* ASSIGNMENT *
Would you retype the records below exactly as they appear?

Data items:
________

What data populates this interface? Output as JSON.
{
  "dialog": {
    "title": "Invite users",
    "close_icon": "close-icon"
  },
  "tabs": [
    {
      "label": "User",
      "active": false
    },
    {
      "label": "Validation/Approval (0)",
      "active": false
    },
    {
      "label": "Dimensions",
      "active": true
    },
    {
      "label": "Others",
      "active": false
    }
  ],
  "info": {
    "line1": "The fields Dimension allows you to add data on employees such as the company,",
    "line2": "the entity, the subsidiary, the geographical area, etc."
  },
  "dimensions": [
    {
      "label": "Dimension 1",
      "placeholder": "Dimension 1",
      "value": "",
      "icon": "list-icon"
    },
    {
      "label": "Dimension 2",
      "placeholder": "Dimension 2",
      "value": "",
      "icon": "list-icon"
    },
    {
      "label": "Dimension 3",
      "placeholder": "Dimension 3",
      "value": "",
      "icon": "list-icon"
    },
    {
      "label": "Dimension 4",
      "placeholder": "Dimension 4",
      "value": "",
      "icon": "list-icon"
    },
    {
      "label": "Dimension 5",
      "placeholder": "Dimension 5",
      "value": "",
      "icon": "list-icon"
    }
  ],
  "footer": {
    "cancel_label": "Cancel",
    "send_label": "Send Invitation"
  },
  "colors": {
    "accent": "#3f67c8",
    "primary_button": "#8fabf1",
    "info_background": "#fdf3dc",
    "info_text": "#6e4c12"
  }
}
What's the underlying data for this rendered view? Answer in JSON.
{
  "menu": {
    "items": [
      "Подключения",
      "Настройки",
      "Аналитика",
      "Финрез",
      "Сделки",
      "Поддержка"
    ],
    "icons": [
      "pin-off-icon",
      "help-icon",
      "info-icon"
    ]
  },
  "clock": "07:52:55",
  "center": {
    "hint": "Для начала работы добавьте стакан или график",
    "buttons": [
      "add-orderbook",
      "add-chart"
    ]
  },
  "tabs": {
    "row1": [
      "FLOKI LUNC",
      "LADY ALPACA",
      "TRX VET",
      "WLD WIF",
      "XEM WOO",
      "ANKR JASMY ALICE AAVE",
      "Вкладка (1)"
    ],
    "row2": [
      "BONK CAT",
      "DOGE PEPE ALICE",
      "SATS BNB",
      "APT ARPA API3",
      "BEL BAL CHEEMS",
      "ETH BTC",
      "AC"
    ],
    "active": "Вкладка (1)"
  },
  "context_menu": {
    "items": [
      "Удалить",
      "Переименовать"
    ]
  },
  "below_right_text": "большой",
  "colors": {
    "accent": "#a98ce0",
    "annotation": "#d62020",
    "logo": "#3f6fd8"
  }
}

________

* WRITTEN SOLUTION *
What data populates this interface? Output as JSON.
{
  "dialog": {
    "title": "Invite users",
    "close_icon": "close-icon"
  },
  "tabs": [
    {
      "label": "User",
      "active": false
    },
    {
      "label": "Validation/Approval (0)",
      "active": false
    },
    {
      "label": "Dimensions",
      "active": true
    },
    {
      "label": "Others",
      "active": false
    }
  ],
  "info": {
    "line1": "The fields Dimension allows you to add data on employees such as the company,",
    "line2": "the entity, the subsidiary, the geographical area, etc."
  },
  "dimensions": [
    {
      "label": "Dimension 1",
      "placeholder": "Dimension 1",
      "value": "",
      "icon": "list-icon"
    },
    {
      "label": "Dimension 2",
      "placeholder": "Dimension 2",
      "value": "",
      "icon": "list-icon"
    },
    {
      "label": "Dimension 3",
      "placeholder": "Dimension 3",
      "value": "",
      "icon": "list-icon"
    },
    {
      "label": "Dimension 4",
      "placeholder": "Dimension 4",
      "value": "",
      "icon": "list-icon"
    },
    {
      "label": "Dimension 5",
      "placeholder": "Dimension 5",
      "value": "",
      "icon": "list-icon"
    }
  ],
  "footer": {
    "cancel_label": "Cancel",
    "send_label": "Send Invitation"
  },
  "colors": {
    "accent": "#3f67c8",
    "primary_button": "#8fabf1",
    "info_background": "#fdf3dc",
    "info_text": "#6e4c12"
  }
}
What's the underlying data for this rendered view? Answer in JSON.
{
  "menu": {
    "items": [
      "Подключения",
      "Настройки",
      "Аналитика",
      "Финрез",
      "Сделки",
      "Поддержка"
    ],
    "icons": [
      "pin-off-icon",
      "help-icon",
      "info-icon"
    ]
  },
  "clock": "07:52:55",
  "center": {
    "hint": "Для начала работы добавьте стакан или график",
    "buttons": [
      "add-orderbook",
      "add-chart"
    ]
  },
  "tabs": {
    "row1": [
      "FLOKI LUNC",
      "LADY ALPACA",
      "TRX VET",
      "WLD WIF",
      "XEM WOO",
      "ANKR JASMY ALICE AAVE",
      "Вкладка (1)"
    ],
    "row2": [
      "BONK CAT",
      "DOGE PEPE ALICE",
      "SATS BNB",
      "APT ARPA API3",
      "BEL BAL CHEEMS",
      "ETH BTC",
      "AC"
    ],
    "active": "Вкладка (1)"
  },
  "context_menu": {
    "items": [
      "Удалить",
      "Переименовать"
    ]
  },
  "below_right_text": "большой",
  "colors": {
    "accent": "#a98ce0",
    "annotation": "#d62020",
    "logo": "#3f6fd8"
  }
}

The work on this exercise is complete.